The one amazing thing about PlayStation Mobile is the variety of titles you will find available and the strange combinations that occur throughout the lineup. Farm Fury for instance is two of my favourite things, farming and strategy. This would not always be an obvious choice at first glance so it has piqued my interest already. Akie Nakao has decided that now is the time to show the world what a real farming strategy game is all about, but to be honest I’m completely baffled!
Upon starting the game you are greeted with what I can only describe as an anime playboy bunny! What follows that is even more bizarre as the title screen appears with a cast of characters that do not resemble any farmers I have ever seen before, ever! Certainly no stereotypes here! If the words Farm Fury were not present on this screen then you might think you were playing a JRPG or one of those fantastic J-pop dancing games!
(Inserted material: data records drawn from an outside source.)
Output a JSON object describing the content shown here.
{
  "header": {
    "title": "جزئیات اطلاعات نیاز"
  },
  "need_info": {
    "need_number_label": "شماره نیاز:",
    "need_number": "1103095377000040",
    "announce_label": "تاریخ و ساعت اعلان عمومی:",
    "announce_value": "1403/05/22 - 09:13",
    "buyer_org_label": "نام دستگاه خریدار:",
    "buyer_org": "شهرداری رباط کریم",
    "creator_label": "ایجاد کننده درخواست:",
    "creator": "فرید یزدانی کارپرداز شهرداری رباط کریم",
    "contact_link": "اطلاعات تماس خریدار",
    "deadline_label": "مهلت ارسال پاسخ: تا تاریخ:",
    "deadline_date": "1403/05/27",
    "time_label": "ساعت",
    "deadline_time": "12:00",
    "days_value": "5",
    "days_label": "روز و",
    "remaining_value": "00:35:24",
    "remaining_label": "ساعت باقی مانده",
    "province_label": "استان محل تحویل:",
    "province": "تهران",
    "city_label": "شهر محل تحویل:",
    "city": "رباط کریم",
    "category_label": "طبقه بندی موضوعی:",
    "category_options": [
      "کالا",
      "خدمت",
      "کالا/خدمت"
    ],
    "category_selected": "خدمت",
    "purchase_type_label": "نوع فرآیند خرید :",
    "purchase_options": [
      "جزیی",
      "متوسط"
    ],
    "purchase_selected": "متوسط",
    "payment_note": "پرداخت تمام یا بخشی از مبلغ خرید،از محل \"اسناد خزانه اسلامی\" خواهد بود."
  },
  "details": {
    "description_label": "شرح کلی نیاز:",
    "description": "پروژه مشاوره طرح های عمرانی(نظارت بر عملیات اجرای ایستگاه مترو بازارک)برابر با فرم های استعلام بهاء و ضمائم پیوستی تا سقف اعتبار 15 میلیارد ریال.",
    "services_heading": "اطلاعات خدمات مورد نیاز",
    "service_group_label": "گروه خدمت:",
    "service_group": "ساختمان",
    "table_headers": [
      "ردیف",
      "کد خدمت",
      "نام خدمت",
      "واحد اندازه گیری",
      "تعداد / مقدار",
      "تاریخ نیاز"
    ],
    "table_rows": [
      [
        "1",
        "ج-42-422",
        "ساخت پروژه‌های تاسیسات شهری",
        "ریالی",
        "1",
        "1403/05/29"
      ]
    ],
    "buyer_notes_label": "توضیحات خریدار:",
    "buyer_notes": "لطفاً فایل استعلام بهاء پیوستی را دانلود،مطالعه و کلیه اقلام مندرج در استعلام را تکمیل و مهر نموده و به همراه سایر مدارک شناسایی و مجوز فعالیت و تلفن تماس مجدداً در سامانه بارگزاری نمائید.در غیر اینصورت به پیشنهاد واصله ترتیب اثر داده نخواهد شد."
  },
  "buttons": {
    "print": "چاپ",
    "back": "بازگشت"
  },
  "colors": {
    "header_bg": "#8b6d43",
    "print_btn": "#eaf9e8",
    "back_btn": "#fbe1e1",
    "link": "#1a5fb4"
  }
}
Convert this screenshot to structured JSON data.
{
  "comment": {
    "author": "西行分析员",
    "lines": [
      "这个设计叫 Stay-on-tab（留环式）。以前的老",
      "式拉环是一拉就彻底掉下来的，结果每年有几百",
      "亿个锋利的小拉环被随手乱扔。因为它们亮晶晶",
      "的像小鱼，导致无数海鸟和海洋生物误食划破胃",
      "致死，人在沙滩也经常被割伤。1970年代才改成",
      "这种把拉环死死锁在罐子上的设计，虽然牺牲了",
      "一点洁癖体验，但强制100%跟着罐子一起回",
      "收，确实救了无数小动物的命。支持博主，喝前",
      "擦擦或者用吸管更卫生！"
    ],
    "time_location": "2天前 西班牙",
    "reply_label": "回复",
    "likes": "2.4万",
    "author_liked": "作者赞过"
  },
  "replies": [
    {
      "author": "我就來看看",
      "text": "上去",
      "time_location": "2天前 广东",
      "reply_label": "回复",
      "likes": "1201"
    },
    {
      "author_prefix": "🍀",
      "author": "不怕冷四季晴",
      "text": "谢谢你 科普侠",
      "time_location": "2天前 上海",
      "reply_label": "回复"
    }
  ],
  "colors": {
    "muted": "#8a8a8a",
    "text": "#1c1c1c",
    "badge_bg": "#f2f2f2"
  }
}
From the main menu you are given the options to take on the CPU in a game. Watch 2 CPU opponents duke it out against each other, a tutorial and the credits. Credits should be pretty self-explanatory but the tutorial is definitely where you will want to start. The tutorial does a half decent job of guiding you through the basics while allowing you to take part rather than just statically watching a few screens. The English translation is mostly intact although a few words are misspelt, but nothing that you would need an Enigma machine to decipher. Once the tutorial is complete you can choose to either play a match against the CPU or you can watch a match between 2 CPU controlled opponents. Watching a CPU match is supposed to offer an insight into how the CPU uses strategy and how different characters’ powers are used thus giving you insight into how the CPU can be beaten! 1 player mode offers you the chance to pick from 6 very strange anime styled characters to play as and then choose you opponent from the same 6 characters to play against.
Once chosen you are then presented with a battlefield that contains your farm, or in strategy terms your ‘home base’ , the idea is that you must protect this ‘home base’ from your enemies attack while you attack and destroy your enemies home base. This can be accomplished by placing farm buildings or ‘barracks’ on the battlefield to send out ‘farm’ animals to destroy the enemy. I do use the term Farm animals loosely as your animal troops consist of cows and mice. Although if you replace the cows with any other animal I’m not convinced the Farm part of the title would stand up anymore as there doesn’t appear to be any direct farming connection other than the cows! Mice appear to be the games infantry which are fast small and lightly armoured, while the cows are most definitely the heavy artillery, slow and heavily armoured with a more powerful attack. Once your structure is down your troops spawn at regular intervals and attack the closest enemy or structure available. Both types of troops can also be upgraded to make them stronger and spawn faster. You also have a power available to you that is unique to each character, these powers can help turn the tide of battle when used correctly. In order to use powers and upgrades you will need money and this is gained from the body parts of dead animals that you can Hoover up with your cursor. The body parts fly all over the battlefield so you do need to be quick when gathering these up before your opponent does. The gameplay ends up feeling very cyclical and becomes a race to upgrade your structures to their fullest before your opponent which means that all strategy goes out the window.
Controls are pretty basic but functional and it is one of the only parts of this game that I can say makes any sense at all! You can use either the D-pad or the left analogue stick to move your ‘Hoover’ or cursor around while the action buttons x and square are used to choose and place structures and cancel structures respectively. One thing I will say though is that it’s a shame the touchscreen was not considered as it strikes me that this method of control would offer a quicker and smoother experience.
Graphics are pretty simplistic and are of the 2D variety. Everything looks simple and of a low quality even for a mobile title, Your battlefield and troops look dull and washed out compared to the characters portrayed throughout the menus. There are also no battle animations when troops clash with enemies or structures so your left with static animals bumping against everything until something disappears. You could say that for the price being asked am I expecting too much?
Sound is again pretty basic with 1 track played throughout the game. It helps that the track is very unassuming and just hangs in the background. You’ll hardly notice it underneath the loud bangs of cows and mice being obliterated.
After playing through the game I can say that after trying out a few games against differing opponents, I found the exact same simple strategy of simply building the same 2 structures before your opponent can, will reap rewards within minutes. However leaving your foot off the gas for a split second can also mean failure in the same amount of time, meaning that this game is more a rush to build the best upgraded structures before your opponent than any real strategy. This is a disappointment, for me personally, as strategy games are becoming a more regular addition to console gaming in general and there are some fab additions recently that show why the Vita is such a good fit for this genre. It is also disappointing as Farm Fury gets some basic strategy right but then undermines it all.
I am always wary about slating games as I understand that the people behind them have usually poured their hearts or put a huge amount of effort into making them, and that may well be the case here, but I’m afraid I cannot see much to recommend this game and if there is any farming to be had here then I will need a magnifying glass to find it!
At A Glance
- Title: Farm Fury
- System: PlayStation Mobile
- Format: PSN Download
- Cross Buy: No
- Online Multiplayer: No
- Local Multiplayer: No
- Memory Card Space Needed: 44Mb